BEGIN

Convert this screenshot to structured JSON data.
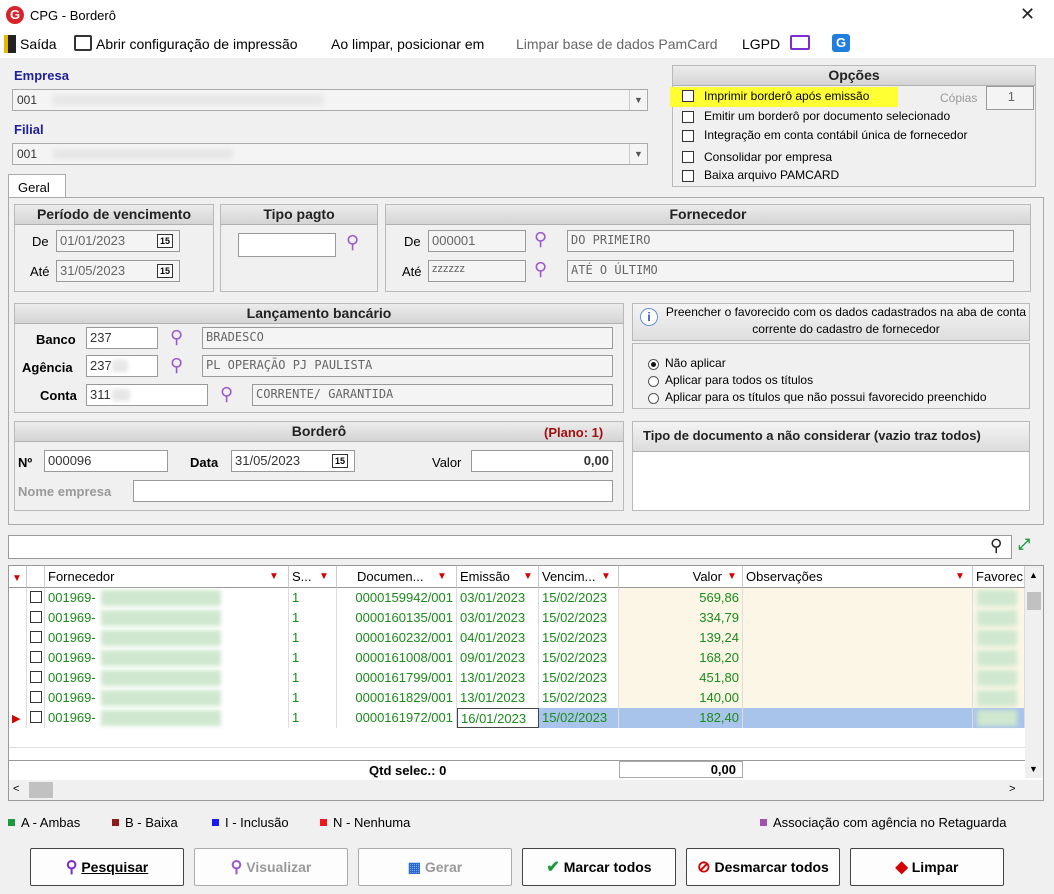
{
  "window": {
    "title": "CPG - Borderô",
    "close": "✕"
  },
  "menu": {
    "exit": "Saída",
    "print_config": "Abrir configuração de impressão",
    "on_clear": "Ao limpar, posicionar em",
    "clear_pamcard": "Limpar base de dados PamCard",
    "lgpd": "LGPD"
  },
  "empresa": {
    "label": "Empresa",
    "value": "001"
  },
  "filial": {
    "label": "Filial",
    "value": "001"
  },
  "opcoes": {
    "title": "Opções",
    "items": [
      "Imprimir borderô após emissão",
      "Emitir um borderô por documento selecionado",
      "Integração em conta contábil única de fornecedor",
      "Consolidar por empresa",
      "Baixa arquivo PAMCARD"
    ],
    "copias_label": "Cópias",
    "copias_value": "1"
  },
  "tabs": {
    "geral": "Geral"
  },
  "periodo": {
    "title": "Período de vencimento",
    "de_label": "De",
    "de_value": "01/01/2023",
    "ate_label": "Até",
    "ate_value": "31/05/2023",
    "cal": "15"
  },
  "tipo_pagto": {
    "title": "Tipo pagto"
  },
  "fornecedor": {
    "title": "Fornecedor",
    "de_label": "De",
    "de_code": "000001",
    "de_name": "DO PRIMEIRO",
    "ate_label": "Até",
    "ate_code": "zzzzzz",
    "ate_name": "ATÉ O ÚLTIMO"
  },
  "lancamento": {
    "title": "Lançamento bancário",
    "banco_label": "Banco",
    "banco_code": "237",
    "banco_name": "BRADESCO",
    "agencia_label": "Agência",
    "agencia_code": "237",
    "agencia_name": "PL OPERAÇÃO PJ PAULISTA",
    "conta_label": "Conta",
    "conta_code": "311",
    "conta_name": "CORRENTE/ GARANTIDA"
  },
  "favorecido": {
    "info": "Preencher o favorecido com os dados cadastrados na aba de conta corrente do cadastro de fornecedor",
    "options": [
      "Não aplicar",
      "Aplicar para todos os títulos",
      "Aplicar para os títulos que não possui favorecido preenchido"
    ]
  },
  "bordero": {
    "title": "Borderô",
    "plano": "(Plano: 1)",
    "num_label": "Nº",
    "num_value": "000096",
    "data_label": "Data",
    "data_value": "31/05/2023",
    "valor_label": "Valor",
    "valor_value": "0,00",
    "nome_empresa_label": "Nome empresa"
  },
  "tipo_doc": {
    "title": "Tipo de documento a não considerar (vazio traz todos)"
  },
  "grid": {
    "headers": {
      "fornecedor": "Fornecedor",
      "s": "S...",
      "documento": "Documen...",
      "emissao": "Emissão",
      "vencimento": "Vencim...",
      "valor": "Valor",
      "observacoes": "Observações",
      "favorecido": "Favorec"
    },
    "rows": [
      {
        "fornecedor": "001969-",
        "s": "1",
        "documento": "0000159942/001",
        "emissao": "03/01/2023",
        "vencimento": "15/02/2023",
        "valor": "569,86"
      },
      {
        "fornecedor": "001969-",
        "s": "1",
        "documento": "0000160135/001",
        "emissao": "03/01/2023",
        "vencimento": "15/02/2023",
        "valor": "334,79"
      },
      {
        "fornecedor": "001969-",
        "s": "1",
        "documento": "0000160232/001",
        "emissao": "04/01/2023",
        "vencimento": "15/02/2023",
        "valor": "139,24"
      },
      {
        "fornecedor": "001969-",
        "s": "1",
        "documento": "0000161008/001",
        "emissao": "09/01/2023",
        "vencimento": "15/02/2023",
        "valor": "168,20"
      },
      {
        "fornecedor": "001969-",
        "s": "1",
        "documento": "0000161799/001",
        "emissao": "13/01/2023",
        "vencimento": "15/02/2023",
        "valor": "451,80"
      },
      {
        "fornecedor": "001969-",
        "s": "1",
        "documento": "0000161829/001",
        "emissao": "13/01/2023",
        "vencimento": "15/02/2023",
        "valor": "140,00"
      },
      {
        "fornecedor": "001969-",
        "s": "1",
        "documento": "0000161972/001",
        "emissao": "16/01/2023",
        "vencimento": "15/02/2023",
        "valor": "182,40"
      }
    ],
    "footer": {
      "qtd_selec": "Qtd selec.: 0",
      "total": "0,00"
    }
  },
  "legend": {
    "a": "A - Ambas",
    "b": "B - Baixa",
    "i": "I - Inclusão",
    "n": "N - Nenhuma",
    "assoc": "Associação com agência no Retaguarda"
  },
  "buttons": {
    "pesquisar": "Pesquisar",
    "visualizar": "Visualizar",
    "gerar": "Gerar",
    "marcar": "Marcar todos",
    "desmarcar": "Desmarcar todos",
    "limpar": "Limpar"
  },
  "colors": {
    "selected_row": "#a9c4ea",
    "alt_row": "#fbf6e6",
    "highlight_option": "#ffff33",
    "legend_a": "#1a9a3a",
    "legend_b": "#8b1a1a",
    "legend_i": "#1a1aee",
    "legend_n": "#ee1a1a",
    "legend_assoc": "#a050b0"
  }
}
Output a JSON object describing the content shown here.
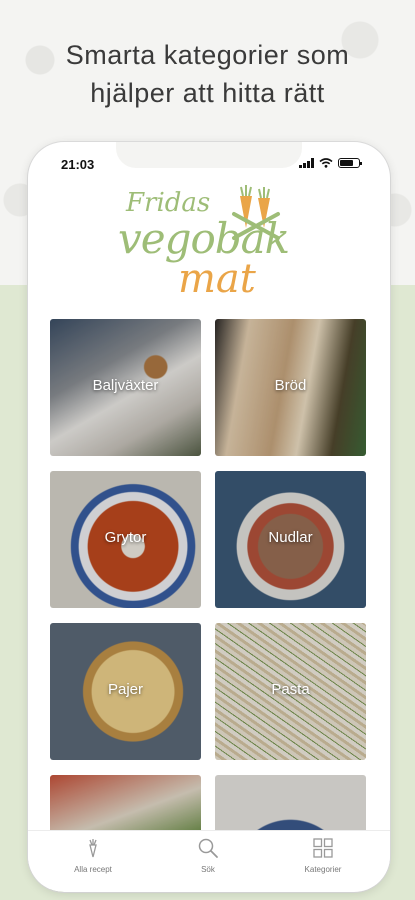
{
  "headline": {
    "line1": "Smarta kategorier som",
    "line2": "hjälper att hitta rätt"
  },
  "status_bar": {
    "time": "21:03"
  },
  "logo": {
    "line1": "Fridas",
    "line2": "vegobak",
    "line3": "mat"
  },
  "categories": [
    {
      "label": "Baljväxter"
    },
    {
      "label": "Bröd"
    },
    {
      "label": "Grytor"
    },
    {
      "label": "Nudlar"
    },
    {
      "label": "Pajer"
    },
    {
      "label": "Pasta"
    },
    {
      "label": ""
    },
    {
      "label": ""
    }
  ],
  "tabbar": {
    "items": [
      {
        "label": "Alla recept",
        "icon": "carrot-icon"
      },
      {
        "label": "Sök",
        "icon": "search-icon"
      },
      {
        "label": "Kategorier",
        "icon": "grid-icon"
      }
    ]
  }
}
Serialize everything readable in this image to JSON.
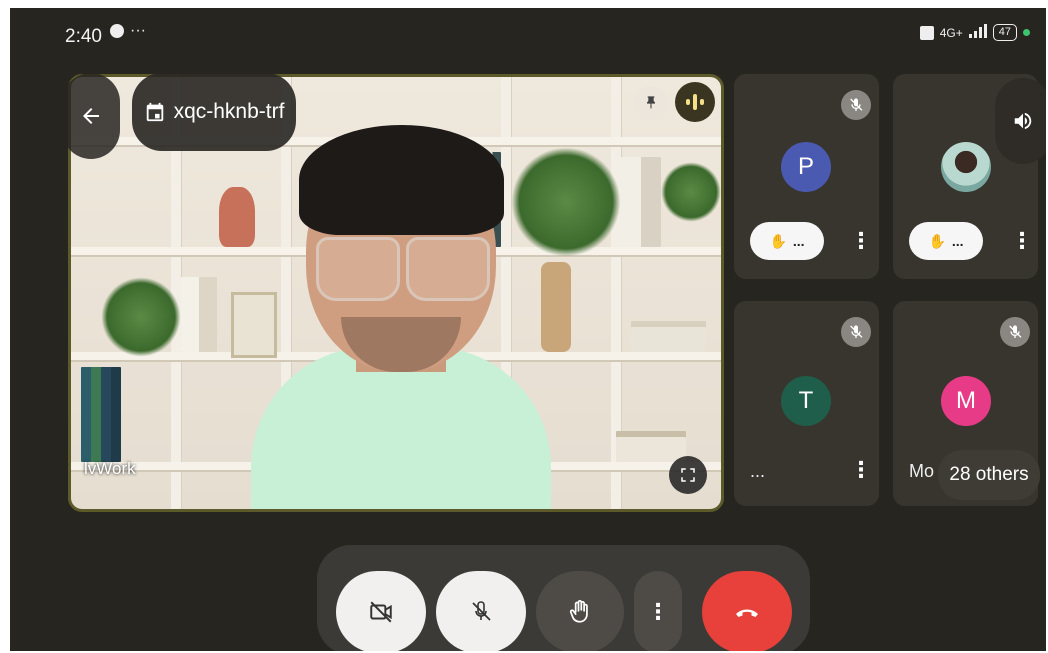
{
  "status_bar": {
    "time": "2:40",
    "overflow": "···",
    "network": "4G+",
    "battery": "47"
  },
  "main_video": {
    "meeting_code": "xqc-hknb-trf",
    "participant_name": "lvWork",
    "icons": [
      "back-arrow-icon",
      "calendar-icon",
      "pin-icon",
      "speaking-indicator-icon",
      "fullscreen-icon"
    ]
  },
  "tiles": [
    {
      "avatar_letter": "P",
      "avatar_color": "#4a5ab0",
      "muted": true,
      "name": "",
      "raise_label": "..."
    },
    {
      "avatar_letter": "",
      "avatar_color": "#7aa8a0",
      "muted": false,
      "name": "",
      "raise_label": "..."
    },
    {
      "avatar_letter": "T",
      "avatar_color": "#1f5e4a",
      "muted": true,
      "name": "...",
      "raise_label": ""
    },
    {
      "avatar_letter": "M",
      "avatar_color": "#e83b87",
      "muted": true,
      "name": "Mo",
      "raise_label": ""
    }
  ],
  "others": {
    "label": "28 others"
  },
  "controls": {
    "camera": "camera-off-icon",
    "mic": "mic-off-icon",
    "hand": "raise-hand-icon",
    "more": "more-vert-icon",
    "end_call": "call-end-icon",
    "end_call_color": "#e8403a"
  }
}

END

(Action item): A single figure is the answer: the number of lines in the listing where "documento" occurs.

(Exercise output): 10